Work required »
Exactly reproduce the lines from the one containing "What's the underlying" through the last line of the data, both ends included, leaving out pictures.

Listed records »
--

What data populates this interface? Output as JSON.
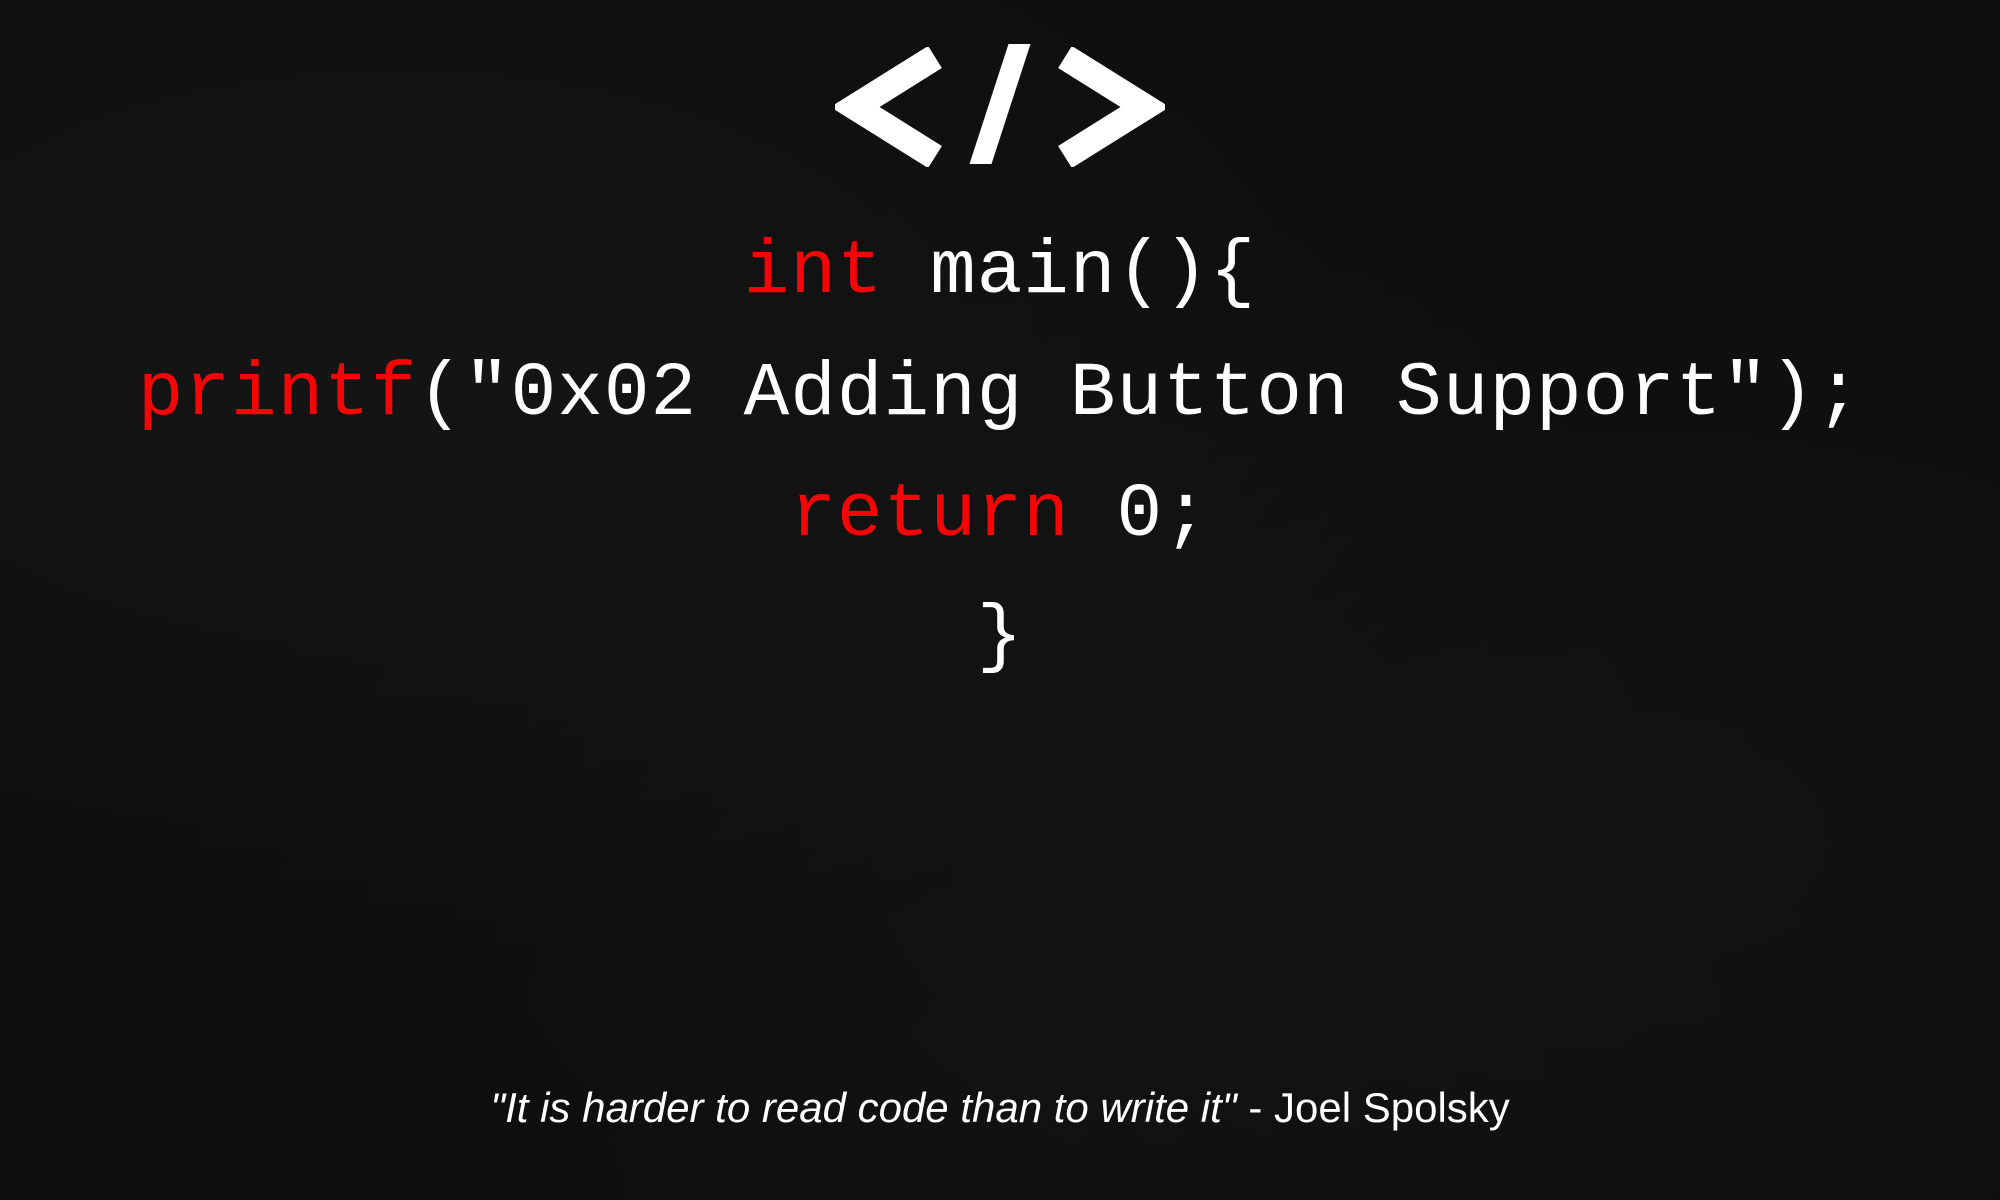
{
  "logo": {
    "name": "code-tag-icon"
  },
  "code": {
    "line1_keyword": "int",
    "line1_rest": " main(){",
    "line2_keyword": "printf",
    "line2_rest": "(\"0x02 Adding Button Support\");",
    "line3_keyword": "return",
    "line3_rest": " 0;",
    "line4": "}"
  },
  "quote": {
    "text": "\"It is harder to read code than to write it\"",
    "separator": " - ",
    "author": "Joel Spolsky"
  },
  "colors": {
    "background": "#0e0e0e",
    "keyword": "#f70506",
    "text": "#ffffff"
  }
}
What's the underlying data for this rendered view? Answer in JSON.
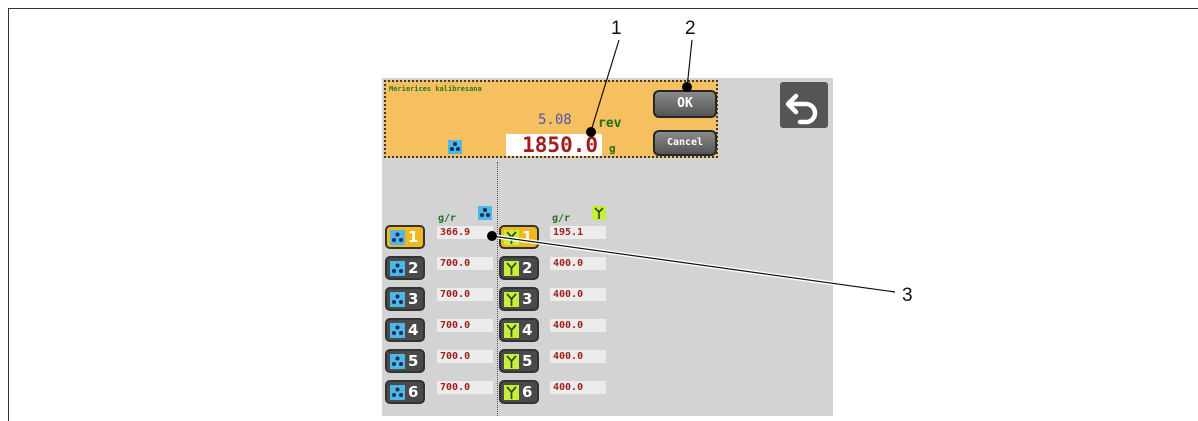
{
  "calibration": {
    "title": "Merierices kalibresana",
    "rev_value": "5.08",
    "rev_unit": "rev",
    "gram_value": "1850.0",
    "gram_unit": "g",
    "ok_label": "OK",
    "cancel_label": "Cancel"
  },
  "columns": {
    "left_header": "g/r",
    "right_header": "g/r"
  },
  "left_rows": [
    {
      "num": "1",
      "value": "366.9",
      "selected": true
    },
    {
      "num": "2",
      "value": "700.0"
    },
    {
      "num": "3",
      "value": "700.0"
    },
    {
      "num": "4",
      "value": "700.0"
    },
    {
      "num": "5",
      "value": "700.0"
    },
    {
      "num": "6",
      "value": "700.0"
    }
  ],
  "right_rows": [
    {
      "num": "1",
      "value": "195.1",
      "selected": true
    },
    {
      "num": "2",
      "value": "400.0"
    },
    {
      "num": "3",
      "value": "400.0"
    },
    {
      "num": "4",
      "value": "400.0"
    },
    {
      "num": "5",
      "value": "400.0"
    },
    {
      "num": "6",
      "value": "400.0"
    }
  ],
  "callouts": [
    "1",
    "2",
    "3"
  ],
  "icons": {
    "left_column": "seed-dots-icon",
    "right_column": "plant-sprout-icon",
    "back": "undo-arrow-icon"
  },
  "colors": {
    "panel": "#f6bf5f",
    "seed_icon": "#4cb8e6",
    "plant_icon": "#c8ee3a",
    "value_text": "#a01e1e",
    "selected_button": "#f0b820"
  }
}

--

Written response »
What's the underlying data for this rendered view? Answer in JSON.
{
  "calibration": {
    "title": "Merierices kalibresana",
    "rev_value": "5.08",
    "rev_unit": "rev",
    "gram_value": "1850.0",
    "gram_unit": "g",
    "ok_label": "OK",
    "cancel_label": "Cancel"
  },
  "columns": {
    "left_header": "g/r",
    "right_header": "g/r"
  },
  "left_rows": [
    {
      "num": "1",
      "value": "366.9",
      "selected": true
    },
    {
      "num": "2",
      "value": "700.0"
    },
    {
      "num": "3",
      "value": "700.0"
    },
    {
      "num": "4",
      "value": "700.0"
    },
    {
      "num": "5",
      "value": "700.0"
    },
    {
      "num": "6",
      "value": "700.0"
    }
  ],
  "right_rows": [
    {
      "num": "1",
      "value": "195.1",
      "selected": true
    },
    {
      "num": "2",
      "value": "400.0"
    },
    {
      "num": "3",
      "value": "400.0"
    },
    {
      "num": "4",
      "value": "400.0"
    },
    {
      "num": "5",
      "value": "400.0"
    },
    {
      "num": "6",
      "value": "400.0"
    }
  ],
  "callouts": [
    "1",
    "2",
    "3"
  ],
  "icons": {
    "left_column": "seed-dots-icon",
    "right_column": "plant-sprout-icon",
    "back": "undo-arrow-icon"
  },
  "colors": {
    "panel": "#f6bf5f",
    "seed_icon": "#4cb8e6",
    "plant_icon": "#c8ee3a",
    "value_text": "#a01e1e",
    "selected_button": "#f0b820"
  }
}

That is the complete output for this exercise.